What is being asked: What lines below hold the string "dBFS"? Copy them all.
****
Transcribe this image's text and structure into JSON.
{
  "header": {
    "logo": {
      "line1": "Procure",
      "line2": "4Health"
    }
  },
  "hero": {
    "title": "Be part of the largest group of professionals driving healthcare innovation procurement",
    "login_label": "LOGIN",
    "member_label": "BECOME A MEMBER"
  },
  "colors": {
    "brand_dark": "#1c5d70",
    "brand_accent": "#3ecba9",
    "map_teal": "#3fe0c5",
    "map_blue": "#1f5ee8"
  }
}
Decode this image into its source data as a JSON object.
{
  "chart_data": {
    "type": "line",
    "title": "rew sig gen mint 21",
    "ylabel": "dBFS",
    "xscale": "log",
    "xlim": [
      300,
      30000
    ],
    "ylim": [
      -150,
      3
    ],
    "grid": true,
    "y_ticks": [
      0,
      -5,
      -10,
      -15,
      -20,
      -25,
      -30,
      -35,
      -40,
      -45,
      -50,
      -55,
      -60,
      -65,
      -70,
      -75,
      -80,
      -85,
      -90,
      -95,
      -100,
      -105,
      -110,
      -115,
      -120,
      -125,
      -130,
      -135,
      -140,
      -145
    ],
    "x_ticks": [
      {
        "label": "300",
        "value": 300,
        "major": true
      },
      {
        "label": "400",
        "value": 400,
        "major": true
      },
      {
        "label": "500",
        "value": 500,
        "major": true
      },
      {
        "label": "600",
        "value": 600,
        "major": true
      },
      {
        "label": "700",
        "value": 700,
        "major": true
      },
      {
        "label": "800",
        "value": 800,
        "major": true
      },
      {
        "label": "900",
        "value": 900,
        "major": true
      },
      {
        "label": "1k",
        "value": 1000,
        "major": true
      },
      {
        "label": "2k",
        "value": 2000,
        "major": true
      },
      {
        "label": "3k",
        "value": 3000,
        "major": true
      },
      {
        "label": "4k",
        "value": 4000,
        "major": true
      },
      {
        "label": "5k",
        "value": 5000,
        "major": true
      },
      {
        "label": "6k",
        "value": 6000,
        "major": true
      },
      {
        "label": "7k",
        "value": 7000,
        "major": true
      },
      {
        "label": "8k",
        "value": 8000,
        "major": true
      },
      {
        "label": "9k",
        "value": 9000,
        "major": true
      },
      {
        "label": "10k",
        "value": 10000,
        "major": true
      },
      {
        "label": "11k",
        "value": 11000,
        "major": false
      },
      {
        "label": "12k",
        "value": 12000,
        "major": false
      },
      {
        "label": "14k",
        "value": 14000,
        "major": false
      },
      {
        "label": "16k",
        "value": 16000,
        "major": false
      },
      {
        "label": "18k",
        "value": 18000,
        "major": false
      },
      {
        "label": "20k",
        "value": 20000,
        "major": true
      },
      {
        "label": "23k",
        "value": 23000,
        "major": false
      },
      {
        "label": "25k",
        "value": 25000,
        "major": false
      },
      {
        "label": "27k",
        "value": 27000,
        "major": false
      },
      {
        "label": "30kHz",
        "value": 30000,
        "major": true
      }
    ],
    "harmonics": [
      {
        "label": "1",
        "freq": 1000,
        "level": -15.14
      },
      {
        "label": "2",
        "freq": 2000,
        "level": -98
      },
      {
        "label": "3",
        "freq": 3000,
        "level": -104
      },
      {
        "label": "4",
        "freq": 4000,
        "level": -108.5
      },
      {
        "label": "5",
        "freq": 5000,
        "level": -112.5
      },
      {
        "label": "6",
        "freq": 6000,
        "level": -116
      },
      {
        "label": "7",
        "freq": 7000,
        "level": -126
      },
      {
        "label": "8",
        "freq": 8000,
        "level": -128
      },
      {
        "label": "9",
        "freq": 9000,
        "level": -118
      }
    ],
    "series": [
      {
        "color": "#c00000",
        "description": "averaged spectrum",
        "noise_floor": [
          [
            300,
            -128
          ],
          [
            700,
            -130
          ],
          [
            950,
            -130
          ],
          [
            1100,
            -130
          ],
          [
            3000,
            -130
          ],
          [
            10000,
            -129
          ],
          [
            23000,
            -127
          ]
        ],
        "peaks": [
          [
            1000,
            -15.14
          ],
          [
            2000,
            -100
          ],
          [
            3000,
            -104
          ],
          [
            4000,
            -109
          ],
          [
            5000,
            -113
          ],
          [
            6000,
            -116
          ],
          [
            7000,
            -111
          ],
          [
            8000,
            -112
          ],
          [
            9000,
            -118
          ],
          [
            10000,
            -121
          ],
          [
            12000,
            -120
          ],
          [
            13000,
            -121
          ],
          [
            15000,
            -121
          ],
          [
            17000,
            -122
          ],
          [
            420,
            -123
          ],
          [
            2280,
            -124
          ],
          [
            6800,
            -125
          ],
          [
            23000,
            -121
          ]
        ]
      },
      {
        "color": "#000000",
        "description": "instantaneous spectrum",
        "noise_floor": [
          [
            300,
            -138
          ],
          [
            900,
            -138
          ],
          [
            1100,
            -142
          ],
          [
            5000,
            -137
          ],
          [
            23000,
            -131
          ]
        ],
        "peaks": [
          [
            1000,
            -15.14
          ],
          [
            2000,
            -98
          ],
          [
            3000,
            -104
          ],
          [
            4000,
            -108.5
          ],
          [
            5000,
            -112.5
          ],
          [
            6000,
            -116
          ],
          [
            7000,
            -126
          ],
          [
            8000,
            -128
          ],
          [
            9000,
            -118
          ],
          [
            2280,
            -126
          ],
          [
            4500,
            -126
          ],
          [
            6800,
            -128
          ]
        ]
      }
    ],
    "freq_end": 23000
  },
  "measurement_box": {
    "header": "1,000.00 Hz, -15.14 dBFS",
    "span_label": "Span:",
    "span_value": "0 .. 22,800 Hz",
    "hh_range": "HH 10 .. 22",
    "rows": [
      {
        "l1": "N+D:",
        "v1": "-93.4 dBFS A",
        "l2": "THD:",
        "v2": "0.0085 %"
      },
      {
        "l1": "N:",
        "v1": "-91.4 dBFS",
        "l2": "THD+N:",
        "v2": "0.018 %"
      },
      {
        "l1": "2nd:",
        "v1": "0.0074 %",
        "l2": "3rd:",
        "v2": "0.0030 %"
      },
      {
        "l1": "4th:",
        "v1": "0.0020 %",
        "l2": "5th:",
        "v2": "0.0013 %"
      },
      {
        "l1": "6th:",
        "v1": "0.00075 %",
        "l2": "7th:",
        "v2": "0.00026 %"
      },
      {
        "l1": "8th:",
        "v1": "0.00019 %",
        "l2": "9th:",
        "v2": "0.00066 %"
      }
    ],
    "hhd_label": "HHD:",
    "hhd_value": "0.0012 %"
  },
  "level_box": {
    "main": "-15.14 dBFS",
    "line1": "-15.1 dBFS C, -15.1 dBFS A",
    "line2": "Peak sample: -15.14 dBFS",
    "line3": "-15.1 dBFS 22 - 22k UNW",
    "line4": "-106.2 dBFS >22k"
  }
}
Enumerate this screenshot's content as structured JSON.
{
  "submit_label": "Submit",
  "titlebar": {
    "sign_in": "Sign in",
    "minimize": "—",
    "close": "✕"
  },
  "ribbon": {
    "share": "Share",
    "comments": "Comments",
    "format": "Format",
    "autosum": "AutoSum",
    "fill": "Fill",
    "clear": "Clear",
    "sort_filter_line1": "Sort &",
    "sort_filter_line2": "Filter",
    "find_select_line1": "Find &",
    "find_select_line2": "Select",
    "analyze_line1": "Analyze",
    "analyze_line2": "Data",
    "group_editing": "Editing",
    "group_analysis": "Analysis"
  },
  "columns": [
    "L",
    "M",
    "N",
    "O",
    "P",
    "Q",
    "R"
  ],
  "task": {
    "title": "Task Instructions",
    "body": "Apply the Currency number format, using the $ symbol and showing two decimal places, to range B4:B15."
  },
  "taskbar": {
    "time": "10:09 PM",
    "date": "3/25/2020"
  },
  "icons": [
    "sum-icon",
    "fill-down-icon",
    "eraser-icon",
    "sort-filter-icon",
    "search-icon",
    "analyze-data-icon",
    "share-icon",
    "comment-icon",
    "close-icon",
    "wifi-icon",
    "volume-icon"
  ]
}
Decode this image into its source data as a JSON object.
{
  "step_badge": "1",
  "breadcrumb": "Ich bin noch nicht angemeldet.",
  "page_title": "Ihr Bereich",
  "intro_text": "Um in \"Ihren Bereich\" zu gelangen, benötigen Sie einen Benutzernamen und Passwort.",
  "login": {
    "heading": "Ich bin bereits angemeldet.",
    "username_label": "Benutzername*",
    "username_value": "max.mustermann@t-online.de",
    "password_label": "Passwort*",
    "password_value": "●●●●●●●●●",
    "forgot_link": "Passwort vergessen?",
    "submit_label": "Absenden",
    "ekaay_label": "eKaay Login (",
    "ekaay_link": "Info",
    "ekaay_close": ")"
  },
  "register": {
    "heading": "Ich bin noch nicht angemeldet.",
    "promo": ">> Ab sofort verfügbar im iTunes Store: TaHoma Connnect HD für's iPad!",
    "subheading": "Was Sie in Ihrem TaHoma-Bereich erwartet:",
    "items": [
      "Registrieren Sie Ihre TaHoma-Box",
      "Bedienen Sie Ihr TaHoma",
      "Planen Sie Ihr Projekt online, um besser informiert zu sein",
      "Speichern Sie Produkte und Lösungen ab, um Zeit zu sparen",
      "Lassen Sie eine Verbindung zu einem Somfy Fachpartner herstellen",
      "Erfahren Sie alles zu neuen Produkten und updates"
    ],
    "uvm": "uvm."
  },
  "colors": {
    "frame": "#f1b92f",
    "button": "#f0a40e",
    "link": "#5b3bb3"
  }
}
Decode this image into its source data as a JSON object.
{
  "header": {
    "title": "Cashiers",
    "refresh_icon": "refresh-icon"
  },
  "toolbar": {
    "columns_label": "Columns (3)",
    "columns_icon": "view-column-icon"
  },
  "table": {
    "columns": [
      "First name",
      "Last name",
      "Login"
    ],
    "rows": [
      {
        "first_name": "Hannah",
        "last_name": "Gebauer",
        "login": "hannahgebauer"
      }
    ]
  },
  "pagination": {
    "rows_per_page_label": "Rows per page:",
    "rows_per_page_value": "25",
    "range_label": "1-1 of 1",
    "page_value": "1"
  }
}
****
Solution:
    "ylabel": "dBFS",
    "header": "1,000.00 Hz, -15.14 dBFS",
        "v1": "-93.4 dBFS A",
        "v1": "-91.4 dBFS",
    "main": "-15.14 dBFS",
    "line1": "-15.1 dBFS C, -15.1 dBFS A",
    "line2": "Peak sample: -15.14 dBFS",
    "line3": "-15.1 dBFS 22 - 22k UNW",
    "line4": "-106.2 dBFS >22k"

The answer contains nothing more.